You're trekking across Scotland and you come up to a waterfall that's screaming to be photographed. In your mind, you already know you want that beautiful, streaky, long-exposure water. As luck would have it, you're hungry, shaky, and your tripod is enjoying a day off in your Airbnb. What's next?
First, let me be honest. I didn't forget my tripod. It was our seventh day of hiking around the UK and I was sick of carrying it. Along with it, I left my remote trigger, anything to rest my camera on, my ND filter, and (big surprise) my waterproof hiking boots. Who needs all that when your only plan for the afternoon is to go see a waterfall?

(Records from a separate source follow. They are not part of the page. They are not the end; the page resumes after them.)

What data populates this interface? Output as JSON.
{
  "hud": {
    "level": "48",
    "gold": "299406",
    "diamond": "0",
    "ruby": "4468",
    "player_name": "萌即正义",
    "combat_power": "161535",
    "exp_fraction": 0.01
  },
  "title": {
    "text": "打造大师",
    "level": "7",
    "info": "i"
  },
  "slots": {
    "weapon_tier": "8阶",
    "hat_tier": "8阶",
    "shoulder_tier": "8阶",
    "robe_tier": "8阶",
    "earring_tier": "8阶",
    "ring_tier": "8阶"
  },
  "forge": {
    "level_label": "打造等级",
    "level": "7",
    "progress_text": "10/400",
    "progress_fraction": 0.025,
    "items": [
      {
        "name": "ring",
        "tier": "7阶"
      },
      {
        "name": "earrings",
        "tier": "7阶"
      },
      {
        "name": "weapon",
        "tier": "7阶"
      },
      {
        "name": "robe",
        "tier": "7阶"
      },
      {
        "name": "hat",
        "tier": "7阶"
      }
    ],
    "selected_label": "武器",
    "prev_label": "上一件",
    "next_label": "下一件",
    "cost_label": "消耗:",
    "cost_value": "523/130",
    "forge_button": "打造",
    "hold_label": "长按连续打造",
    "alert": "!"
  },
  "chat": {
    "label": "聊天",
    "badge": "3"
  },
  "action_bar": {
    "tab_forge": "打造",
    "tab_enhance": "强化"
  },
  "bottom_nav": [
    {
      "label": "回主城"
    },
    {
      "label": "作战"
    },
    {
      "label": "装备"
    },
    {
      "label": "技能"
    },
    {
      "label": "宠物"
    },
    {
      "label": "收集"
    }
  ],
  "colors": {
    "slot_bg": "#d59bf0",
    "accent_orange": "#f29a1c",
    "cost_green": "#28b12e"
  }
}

Fortunately, a little fast thinking and a lot of luck left me with a great shot despite my lack of preparedness.
There are plenty of articles on long exposures, so I won't dwell on the settings, but I knew I wanted to leave the shutter open for at least two seconds. I also wanted to be down in the stream to get water rushing all around my frame. These two things mean that I can neither handhold my camera (too shaky) nor set it on a stable surface (wet rocks are slippery!).

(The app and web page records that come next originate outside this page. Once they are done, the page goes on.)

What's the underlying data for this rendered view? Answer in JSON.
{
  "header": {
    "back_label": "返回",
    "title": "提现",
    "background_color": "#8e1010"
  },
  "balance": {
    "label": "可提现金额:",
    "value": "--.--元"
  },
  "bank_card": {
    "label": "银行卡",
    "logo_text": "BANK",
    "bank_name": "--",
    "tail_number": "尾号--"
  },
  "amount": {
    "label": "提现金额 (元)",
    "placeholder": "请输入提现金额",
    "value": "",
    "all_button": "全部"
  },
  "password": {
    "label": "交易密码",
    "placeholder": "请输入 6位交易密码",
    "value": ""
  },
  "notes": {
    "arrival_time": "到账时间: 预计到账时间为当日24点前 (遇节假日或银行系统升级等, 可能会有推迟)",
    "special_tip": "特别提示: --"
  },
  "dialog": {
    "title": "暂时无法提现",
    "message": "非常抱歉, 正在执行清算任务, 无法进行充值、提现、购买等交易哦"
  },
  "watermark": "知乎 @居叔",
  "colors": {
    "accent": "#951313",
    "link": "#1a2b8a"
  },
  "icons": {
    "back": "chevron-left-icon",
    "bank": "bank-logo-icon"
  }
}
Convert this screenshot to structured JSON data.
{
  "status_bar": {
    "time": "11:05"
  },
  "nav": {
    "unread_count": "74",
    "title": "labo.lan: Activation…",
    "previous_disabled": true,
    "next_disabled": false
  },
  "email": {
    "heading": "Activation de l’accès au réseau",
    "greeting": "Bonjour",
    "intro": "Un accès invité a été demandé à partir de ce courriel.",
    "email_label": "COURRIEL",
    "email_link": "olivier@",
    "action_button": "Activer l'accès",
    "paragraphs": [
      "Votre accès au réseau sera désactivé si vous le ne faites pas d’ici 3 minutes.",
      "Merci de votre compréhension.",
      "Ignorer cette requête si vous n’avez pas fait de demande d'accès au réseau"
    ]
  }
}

Generally speaking, I believe that you can get a great shot regardless of the gear in your hands, but sometimes you just need all the help you can get. Before this trip, I wanted to get a 16-35mm lens, but was torn between the Canon 16-35 f/2.8L II and the Canon 16-35 f/4L IS. Since I primarily shoot with studio lighting in my professional work, the extra stop with the f/2.8 wasn't a big selling point for me. I decided that the image stabilization in the f/4 would be more beneficial since I do occasional video projects and like that added fluidity.
If you find yourself in a tripod-less situation, a stabilized lens is a lifesaver. Canon says it reduces camera shake by up to four stops of shutter speed, and I believe it. Also, if you're in a stream, the weather sealing on the L-series lenses is a helpful bonus.

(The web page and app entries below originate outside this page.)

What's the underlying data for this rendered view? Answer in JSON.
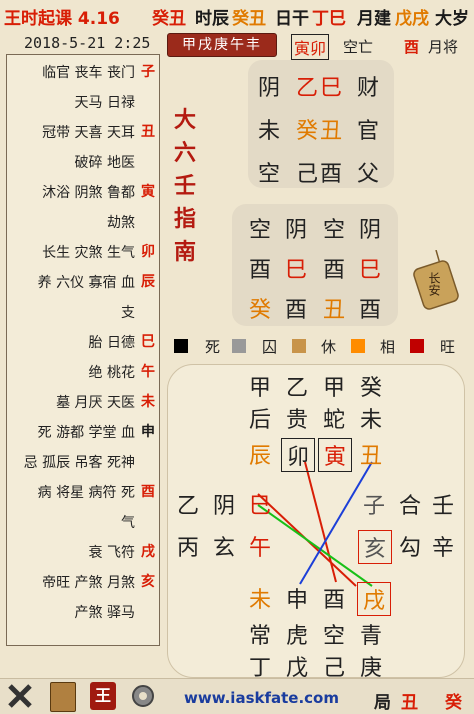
{
  "topbar": {
    "left": "王时起课 4.16",
    "items": [
      {
        "text": "大岁",
        "c": "blk"
      },
      {
        "text": "戊戌",
        "c": "org"
      },
      {
        "text": "月建",
        "c": "blk"
      },
      {
        "text": "丁巳",
        "c": "red"
      },
      {
        "text": "日干",
        "c": "blk"
      },
      {
        "text": "癸丑",
        "c": "org"
      },
      {
        "text": "时辰",
        "c": "blk"
      },
      {
        "text": "癸丑",
        "c": "red"
      }
    ]
  },
  "subheader": {
    "date": "2018-5-21 2:25",
    "sanchuan": "甲戌庚午丰",
    "month_general": "月将",
    "month_general_val": "酉",
    "kongwang": "空亡",
    "kongwang_val": "寅卯"
  },
  "left_rows": [
    {
      "g": "子",
      "t": "临官 丧车 丧门",
      "gc": "red"
    },
    {
      "g": "",
      "t": "天马 日禄"
    },
    {
      "g": "丑",
      "t": "冠带 天喜 天耳",
      "gc": "red"
    },
    {
      "g": "",
      "t": "破碎 地医"
    },
    {
      "g": "寅",
      "t": "沐浴 阴煞 鲁都",
      "gc": "red"
    },
    {
      "g": "",
      "t": "劫煞"
    },
    {
      "g": "卯",
      "t": "长生 灾煞 生气",
      "gc": "red"
    },
    {
      "g": "辰",
      "t": "养 六仪 寡宿 血",
      "gc": "red"
    },
    {
      "g": "",
      "t": "支"
    },
    {
      "g": "巳",
      "t": "胎 日德",
      "gc": "red"
    },
    {
      "g": "午",
      "t": "绝 桃花",
      "gc": "red"
    },
    {
      "g": "未",
      "t": "墓 月厌 天医",
      "gc": "red"
    },
    {
      "g": "申",
      "t": "死 游都 学堂 血",
      "gc": "blk"
    },
    {
      "g": "",
      "t": "忌 孤辰 吊客 死神"
    },
    {
      "g": "酉",
      "t": "病 将星 病符 死",
      "gc": "red"
    },
    {
      "g": "",
      "t": "气"
    },
    {
      "g": "戌",
      "t": "衰 飞符",
      "gc": "red"
    },
    {
      "g": "亥",
      "t": "帝旺 产煞 月煞",
      "gc": "red"
    },
    {
      "g": "",
      "t": "产煞 驿马"
    }
  ],
  "vertical_text": "大六壬指南",
  "sanchuan_panel": [
    {
      "a": "财",
      "b": "乙巳",
      "c": "阴"
    },
    {
      "a": "官",
      "b": "癸丑",
      "c": "未"
    },
    {
      "a": "父",
      "b": "己酉",
      "c": "空"
    }
  ],
  "sike": {
    "row1": [
      "阴",
      "空",
      "阴",
      "空"
    ],
    "row2": [
      "巳",
      "酉",
      "巳",
      "酉"
    ],
    "row3": [
      "酉",
      "丑",
      "酉",
      "癸"
    ]
  },
  "legend": [
    {
      "label": "旺",
      "color": "#c00000"
    },
    {
      "label": "相",
      "color": "#ff8c00"
    },
    {
      "label": "休",
      "color": "#c8944a"
    },
    {
      "label": "囚",
      "color": "#999999"
    },
    {
      "label": "死",
      "color": "#000000"
    }
  ],
  "tianpan": {
    "top1": [
      "癸",
      "甲",
      "乙",
      "甲"
    ],
    "top2": [
      "未",
      "蛇",
      "贵",
      "后"
    ],
    "top3": [
      "丑",
      "寅",
      "卯",
      "辰"
    ],
    "left": [
      "壬",
      "合",
      "子"
    ],
    "left2": [
      "辛",
      "勾",
      "亥"
    ],
    "right": [
      "巳",
      "阴",
      "乙"
    ],
    "right2": [
      "午",
      "玄",
      "丙"
    ],
    "bottom3": [
      "戌",
      "酉",
      "申",
      "未"
    ],
    "bottom2": [
      "青",
      "空",
      "虎",
      "常"
    ],
    "bottom1": [
      "庚",
      "己",
      "戊",
      "丁"
    ]
  },
  "tag": "长安",
  "bottombar": {
    "ju": "局",
    "ju_val": "丑",
    "ju_prefix": "癸",
    "site": "www.iaskfate.com"
  }
}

Get as Stable as Possible
To minimize shake, I needed to rest the camera body against something. At the same time, I knew I couldn't let go because I wanted to use my camera for the rest of my trip. So, I found a flat-ish rock on a sandbar sticking up out of the water and set one edge of the camera on it. I put the camera strap around my neck and pulled back to create tension, then pressed the camera down with my hands to act as a weight. That counterbalance made for a much more stable shot than trying to simply hold the camera against the rock.
In that position, I couldn't see through the viewfinder to focus. Getting my shutter speed down to 2.5 seconds meant dropping my ISO down to 50 and tightening my aperture to f/22, so I had a little wiggle room in terms of depth of field. Still, I wanted that rock in the foreground to be crisp since it would be the easiest way for me to tell if I had any camera shake at all.
I switched over to Live View and dialed in focus manually at 10x zoom. The added perk here is that the mirror is already locked up, so when you take a shot, only the shutter moves and there is no mirror slap. This dramatically reduces the amount of movement in the camera and gives you a much better chance of keeping your image steady.
Shooting like this requires a lot of focus. Every movement can potentially ruin your shot, so you have to be mindful of everything your body is doing. Slow down your breathing, try to get your heart rate down. Keep your finger light on the shutter release button and squeeze gently. As you exhale, depress the shutter button right at end of your breath and let your body stay still while the image exposes.
I was able to get five shots off before a group of people crossed through my frame and stayed longer than we did. Four of those five are free of camera shake, and one is a 12"x18" print in my studio's dressing room. It looks great even under close scrutiny, so I call it a win!
At the end of the day, it's always best to be prepared and have a tripod for this sort of shot. For me, though, I much prefer the story of a 2.5-second mid-stream exposure with the camera in my hands. It sounds way better when I tell it in person.